Saturday with Kids and a Hike

Spent the afternoon donkeying around with my neighbor's kids.  Truly a bundle of joy.  The highlight of the day:

Caleb (in the toilet): Excuse me, I have to poop.
[Silence]
Caleb (still in the toilet): I counted two!

We went on a hike, I told them stories about Fred and Frank the frogs, they told me stories about poop and underwear.  They bit my hands and arms, and crawled all over my thighs/legs without the remotest knowledge that that is inflicting pain on a fully grown man. 

Honey I lost the kids!
We don't need so much space.
Caleb :)





music students ain't like what they used to be

A music history book I read two years ago talked about how simplified music composition has become.  Trust me, it only sounds complex because of the myriad of instruments thrown in together.

Don't talk to me after teaching piano because I am still burning with annoyance.

I have two more piano students left, whom I meet once a week.  They just did their first piano exam from an external examination school based in London.  They did fairly well.

But I'm starting to think that what I am teaching, and what they are assessed on does not quite fit in with today's music scene.  Yes, this external music examination school which I have faithfully kept up with has tried to incorporate more contemporary music by revamping the third section of the performance pieces to reflect more modern composition, but that substitution alone, I think, is not sufficient.

The piano student who came for lesson today LOVES One Direction.  A Boy Band.  They must look like Justin Bieber.  I remember a month ago, after this piano student had her piano exam, we went off to Siam Paragon.  I brought her and her dad to Kinokuniya.  The first thing she wanted was to look at all the magazines which had One Direction as its center fold.  Bleh.  How do you teach a kid to appreciate the ol' classics if what she wants is One Direction.

It's pathetic, week in and week out, to listen to students royally mess up timeless classics.  Maybe I'm just an anal-retentive music purist.



Me and my 2007 summer hit: Chopin's Op 10 No. 4

Confessions of a Shopaholic

Please do not let the title mislead you.  My level of shopping is not that extravagant.  I go loco at the malls only on special occasions, like Christmas and the sorts.  However, the costly damages compels my mother to label me as one.  This, and a Starbucks addict.  But I only have a cup every fortnight!

Regardless, some of you may know how "unfriendly" I can be with other people.  Some of you have called me a __________ - which I have no objection to.  Having been in Bangkok for a number o years, I have had many encounters with Chinese tourists.  Two of which I distinctly remember are:

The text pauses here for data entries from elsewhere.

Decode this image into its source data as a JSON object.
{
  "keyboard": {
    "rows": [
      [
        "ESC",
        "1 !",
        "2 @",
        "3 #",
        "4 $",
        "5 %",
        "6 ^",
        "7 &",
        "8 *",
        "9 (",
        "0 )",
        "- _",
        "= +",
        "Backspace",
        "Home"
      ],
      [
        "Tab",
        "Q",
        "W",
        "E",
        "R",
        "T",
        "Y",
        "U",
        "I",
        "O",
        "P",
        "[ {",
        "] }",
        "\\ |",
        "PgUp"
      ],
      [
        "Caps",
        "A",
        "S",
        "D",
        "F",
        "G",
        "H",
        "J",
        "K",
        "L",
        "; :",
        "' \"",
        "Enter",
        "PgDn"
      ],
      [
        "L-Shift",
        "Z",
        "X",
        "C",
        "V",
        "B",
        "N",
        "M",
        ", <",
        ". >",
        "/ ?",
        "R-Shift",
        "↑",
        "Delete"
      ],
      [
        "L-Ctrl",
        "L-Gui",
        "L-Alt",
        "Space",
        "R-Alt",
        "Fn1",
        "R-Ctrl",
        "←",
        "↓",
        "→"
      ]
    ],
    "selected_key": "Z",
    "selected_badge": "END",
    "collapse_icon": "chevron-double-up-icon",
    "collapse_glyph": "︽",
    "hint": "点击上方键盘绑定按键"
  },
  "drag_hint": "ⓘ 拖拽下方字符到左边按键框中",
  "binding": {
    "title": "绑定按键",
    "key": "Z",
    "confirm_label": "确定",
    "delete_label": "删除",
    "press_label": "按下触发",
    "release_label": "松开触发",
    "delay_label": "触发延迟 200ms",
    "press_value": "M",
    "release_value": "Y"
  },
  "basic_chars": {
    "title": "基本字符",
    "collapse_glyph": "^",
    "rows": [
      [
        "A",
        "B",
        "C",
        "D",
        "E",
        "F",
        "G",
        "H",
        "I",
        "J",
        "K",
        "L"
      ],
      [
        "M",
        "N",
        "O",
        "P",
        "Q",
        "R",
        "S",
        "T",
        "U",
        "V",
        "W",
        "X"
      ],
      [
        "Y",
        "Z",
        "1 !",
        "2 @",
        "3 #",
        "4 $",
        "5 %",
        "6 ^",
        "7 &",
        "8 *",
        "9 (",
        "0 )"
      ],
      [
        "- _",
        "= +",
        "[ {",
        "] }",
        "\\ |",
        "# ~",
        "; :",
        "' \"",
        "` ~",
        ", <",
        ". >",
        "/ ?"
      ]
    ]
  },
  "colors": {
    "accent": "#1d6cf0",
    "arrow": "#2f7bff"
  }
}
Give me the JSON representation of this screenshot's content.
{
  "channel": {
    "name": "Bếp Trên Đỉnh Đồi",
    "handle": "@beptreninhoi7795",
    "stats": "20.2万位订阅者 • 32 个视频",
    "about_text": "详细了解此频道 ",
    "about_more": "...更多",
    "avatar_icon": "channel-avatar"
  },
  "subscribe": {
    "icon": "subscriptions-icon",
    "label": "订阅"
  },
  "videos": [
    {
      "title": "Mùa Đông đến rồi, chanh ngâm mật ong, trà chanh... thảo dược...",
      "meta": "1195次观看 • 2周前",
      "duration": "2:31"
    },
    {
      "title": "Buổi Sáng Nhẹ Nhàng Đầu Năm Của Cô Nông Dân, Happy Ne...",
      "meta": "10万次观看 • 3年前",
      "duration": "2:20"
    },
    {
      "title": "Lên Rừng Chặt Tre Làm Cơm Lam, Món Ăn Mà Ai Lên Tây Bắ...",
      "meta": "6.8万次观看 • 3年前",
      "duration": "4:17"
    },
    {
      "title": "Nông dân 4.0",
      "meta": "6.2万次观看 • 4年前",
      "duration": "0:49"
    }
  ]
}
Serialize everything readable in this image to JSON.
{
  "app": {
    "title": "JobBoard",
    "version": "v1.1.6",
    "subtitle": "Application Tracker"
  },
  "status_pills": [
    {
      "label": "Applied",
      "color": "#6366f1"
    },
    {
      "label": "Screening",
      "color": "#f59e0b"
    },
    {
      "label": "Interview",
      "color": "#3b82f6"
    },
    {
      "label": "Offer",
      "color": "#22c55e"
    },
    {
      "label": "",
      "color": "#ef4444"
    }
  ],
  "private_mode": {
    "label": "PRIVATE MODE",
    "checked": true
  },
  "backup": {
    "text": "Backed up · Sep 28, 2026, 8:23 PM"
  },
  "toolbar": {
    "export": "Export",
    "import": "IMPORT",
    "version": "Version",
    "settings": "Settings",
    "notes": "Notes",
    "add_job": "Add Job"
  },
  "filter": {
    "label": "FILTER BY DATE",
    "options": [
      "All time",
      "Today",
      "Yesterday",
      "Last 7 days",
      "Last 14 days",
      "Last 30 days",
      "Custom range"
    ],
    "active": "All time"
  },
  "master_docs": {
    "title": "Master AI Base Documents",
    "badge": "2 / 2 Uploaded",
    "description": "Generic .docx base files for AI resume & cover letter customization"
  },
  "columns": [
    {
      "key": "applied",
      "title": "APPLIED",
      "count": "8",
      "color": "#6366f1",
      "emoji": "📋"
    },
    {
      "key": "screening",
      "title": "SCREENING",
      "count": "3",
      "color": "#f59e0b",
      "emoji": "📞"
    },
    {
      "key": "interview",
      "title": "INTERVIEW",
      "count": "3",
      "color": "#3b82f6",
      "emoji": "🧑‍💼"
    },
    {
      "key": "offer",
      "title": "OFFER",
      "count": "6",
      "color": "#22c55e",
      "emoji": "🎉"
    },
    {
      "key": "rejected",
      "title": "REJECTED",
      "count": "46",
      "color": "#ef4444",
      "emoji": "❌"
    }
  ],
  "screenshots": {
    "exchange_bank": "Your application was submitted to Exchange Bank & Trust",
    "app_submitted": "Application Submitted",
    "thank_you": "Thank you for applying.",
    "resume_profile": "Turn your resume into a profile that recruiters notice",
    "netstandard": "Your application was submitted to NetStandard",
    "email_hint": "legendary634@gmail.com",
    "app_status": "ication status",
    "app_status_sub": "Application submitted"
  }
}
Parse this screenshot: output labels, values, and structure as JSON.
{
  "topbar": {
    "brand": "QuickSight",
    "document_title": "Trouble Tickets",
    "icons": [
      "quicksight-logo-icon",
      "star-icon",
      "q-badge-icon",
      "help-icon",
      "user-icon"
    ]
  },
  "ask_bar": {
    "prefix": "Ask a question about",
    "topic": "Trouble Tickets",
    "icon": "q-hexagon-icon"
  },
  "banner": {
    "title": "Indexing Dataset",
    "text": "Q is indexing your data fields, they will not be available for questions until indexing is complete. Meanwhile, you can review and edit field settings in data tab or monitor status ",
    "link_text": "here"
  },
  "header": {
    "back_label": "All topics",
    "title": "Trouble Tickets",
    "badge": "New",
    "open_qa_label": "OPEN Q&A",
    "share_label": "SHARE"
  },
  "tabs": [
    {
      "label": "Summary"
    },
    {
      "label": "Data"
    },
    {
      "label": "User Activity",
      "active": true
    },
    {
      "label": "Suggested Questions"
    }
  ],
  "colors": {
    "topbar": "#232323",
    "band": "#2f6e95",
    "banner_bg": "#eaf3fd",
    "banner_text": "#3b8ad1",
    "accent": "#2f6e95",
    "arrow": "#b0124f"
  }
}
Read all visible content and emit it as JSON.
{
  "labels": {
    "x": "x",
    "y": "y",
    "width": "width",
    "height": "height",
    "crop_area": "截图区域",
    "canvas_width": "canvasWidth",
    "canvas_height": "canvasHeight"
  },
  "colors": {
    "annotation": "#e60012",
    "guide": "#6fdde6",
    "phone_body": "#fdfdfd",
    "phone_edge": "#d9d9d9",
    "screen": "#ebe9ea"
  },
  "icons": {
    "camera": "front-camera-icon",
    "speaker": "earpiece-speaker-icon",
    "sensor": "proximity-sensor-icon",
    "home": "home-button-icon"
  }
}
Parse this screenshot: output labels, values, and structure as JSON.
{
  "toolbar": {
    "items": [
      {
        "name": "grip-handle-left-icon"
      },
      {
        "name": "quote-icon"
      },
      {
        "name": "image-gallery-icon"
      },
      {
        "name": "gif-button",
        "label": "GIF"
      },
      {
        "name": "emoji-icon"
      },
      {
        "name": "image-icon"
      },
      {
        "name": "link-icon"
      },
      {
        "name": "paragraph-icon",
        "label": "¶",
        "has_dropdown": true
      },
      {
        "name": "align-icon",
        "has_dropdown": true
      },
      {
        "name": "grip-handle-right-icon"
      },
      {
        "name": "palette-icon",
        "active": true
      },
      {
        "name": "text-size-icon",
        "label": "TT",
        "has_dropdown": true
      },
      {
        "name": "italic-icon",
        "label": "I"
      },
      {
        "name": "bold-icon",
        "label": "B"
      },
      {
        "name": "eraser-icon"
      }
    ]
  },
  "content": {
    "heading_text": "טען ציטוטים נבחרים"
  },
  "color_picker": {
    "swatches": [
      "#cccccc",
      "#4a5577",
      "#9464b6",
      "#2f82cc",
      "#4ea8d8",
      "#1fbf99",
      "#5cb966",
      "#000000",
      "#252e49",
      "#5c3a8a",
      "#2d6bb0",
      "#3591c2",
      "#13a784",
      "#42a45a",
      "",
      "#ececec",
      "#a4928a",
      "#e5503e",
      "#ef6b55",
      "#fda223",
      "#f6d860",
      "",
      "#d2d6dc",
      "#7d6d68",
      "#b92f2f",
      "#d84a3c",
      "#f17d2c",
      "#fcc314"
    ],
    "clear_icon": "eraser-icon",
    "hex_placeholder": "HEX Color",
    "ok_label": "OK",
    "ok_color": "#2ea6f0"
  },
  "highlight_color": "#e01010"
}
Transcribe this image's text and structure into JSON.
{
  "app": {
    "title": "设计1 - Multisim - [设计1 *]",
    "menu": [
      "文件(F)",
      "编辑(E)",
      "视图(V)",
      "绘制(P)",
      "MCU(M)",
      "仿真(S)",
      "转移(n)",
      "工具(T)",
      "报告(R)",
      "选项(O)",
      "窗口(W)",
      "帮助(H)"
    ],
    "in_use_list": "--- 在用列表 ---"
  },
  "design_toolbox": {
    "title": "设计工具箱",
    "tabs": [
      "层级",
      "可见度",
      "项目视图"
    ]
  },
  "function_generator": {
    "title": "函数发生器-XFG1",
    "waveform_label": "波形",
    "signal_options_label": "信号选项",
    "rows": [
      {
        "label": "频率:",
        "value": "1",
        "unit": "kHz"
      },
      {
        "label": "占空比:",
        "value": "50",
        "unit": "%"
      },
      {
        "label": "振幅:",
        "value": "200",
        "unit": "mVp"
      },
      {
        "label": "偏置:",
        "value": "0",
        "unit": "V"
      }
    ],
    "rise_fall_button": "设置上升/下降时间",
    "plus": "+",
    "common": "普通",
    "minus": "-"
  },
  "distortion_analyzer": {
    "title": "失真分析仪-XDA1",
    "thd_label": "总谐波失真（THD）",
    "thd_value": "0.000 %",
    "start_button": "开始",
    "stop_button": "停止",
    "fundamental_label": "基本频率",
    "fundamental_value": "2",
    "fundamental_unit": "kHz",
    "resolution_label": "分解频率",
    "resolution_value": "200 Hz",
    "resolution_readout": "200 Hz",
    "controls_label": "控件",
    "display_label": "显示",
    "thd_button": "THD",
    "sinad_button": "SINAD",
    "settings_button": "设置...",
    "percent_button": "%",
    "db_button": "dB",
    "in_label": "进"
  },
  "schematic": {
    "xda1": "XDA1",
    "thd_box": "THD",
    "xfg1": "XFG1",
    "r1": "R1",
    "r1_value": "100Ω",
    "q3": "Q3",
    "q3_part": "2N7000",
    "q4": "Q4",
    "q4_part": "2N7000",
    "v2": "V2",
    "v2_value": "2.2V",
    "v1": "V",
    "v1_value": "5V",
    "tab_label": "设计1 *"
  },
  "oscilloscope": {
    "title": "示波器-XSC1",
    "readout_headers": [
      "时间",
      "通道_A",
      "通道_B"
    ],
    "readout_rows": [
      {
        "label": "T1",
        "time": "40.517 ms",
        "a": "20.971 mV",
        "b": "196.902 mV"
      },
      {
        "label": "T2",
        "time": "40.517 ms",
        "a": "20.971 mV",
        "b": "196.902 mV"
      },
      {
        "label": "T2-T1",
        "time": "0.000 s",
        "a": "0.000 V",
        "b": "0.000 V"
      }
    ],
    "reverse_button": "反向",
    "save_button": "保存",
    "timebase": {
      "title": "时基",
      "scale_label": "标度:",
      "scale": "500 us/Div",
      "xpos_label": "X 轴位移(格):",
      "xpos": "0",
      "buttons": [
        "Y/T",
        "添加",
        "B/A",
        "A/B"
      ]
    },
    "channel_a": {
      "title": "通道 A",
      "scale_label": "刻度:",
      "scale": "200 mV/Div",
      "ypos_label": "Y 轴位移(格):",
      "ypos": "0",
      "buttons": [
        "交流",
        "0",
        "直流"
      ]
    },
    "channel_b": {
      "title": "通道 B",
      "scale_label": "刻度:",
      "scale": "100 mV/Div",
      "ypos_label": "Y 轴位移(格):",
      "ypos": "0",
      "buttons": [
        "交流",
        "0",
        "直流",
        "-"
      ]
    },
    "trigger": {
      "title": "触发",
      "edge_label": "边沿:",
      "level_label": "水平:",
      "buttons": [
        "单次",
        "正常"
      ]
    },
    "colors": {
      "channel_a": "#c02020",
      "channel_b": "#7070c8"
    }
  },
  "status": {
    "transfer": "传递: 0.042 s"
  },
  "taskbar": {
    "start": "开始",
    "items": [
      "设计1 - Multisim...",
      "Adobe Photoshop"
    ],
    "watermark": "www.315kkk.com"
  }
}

1.  I was getting out the Sky Train at National Stadium and walked past a Chinese couple.  The lady was wearing skinny jeans and her fly was wide open. 

2.  I was sitting at McDonald's in Paragon and a group of Chinese were trying to order in CHINESE.  I felt sorry for the Chinese tourists, and for that McDonald's employee. 

Today was different though.  I was at McDonald's again.  Eww to fast food but what can I do if I only have 30 minutes to eat before catching the van?  After placing my order, I waited as the staff put my burger together, and up came some Taiwanese ladies who ordered Number 4, which was a McChicken burger.  The Taiwanese lady should've just stopped speaking after saying Number 4, but she continued to say McChicken, which the staff did not understand.  This fun banter went on for a while, and I decided enough was enough and butt in in Thai, "Luk ka sang McChickennnnnn burger na krub."  The staff understood, punched a few numbers like Bon Qui Qui and then threw the receipt on the tray. 

Before McDonald's I was at Samsung on the third floor.  There was a Middle Eastern couple who was looking for iPhone (in a Samsung store?) and a museum.  This was an obvious example of ESP at work.  I don't think the Samsung staff were taught the word "museum."  I then again butt in (I really like butting in) and asked them which museum they were looking for.  The lady said Discovery.  I said, oh Madame Tussauds! She said, No! Museum.  I said yes that's it! Get out of Paragon, walk through the court yard and Siam Center, then you'll be at Discovery! Go to the top floor!  The lady said, Museum.  Then I said yes!  Then she left.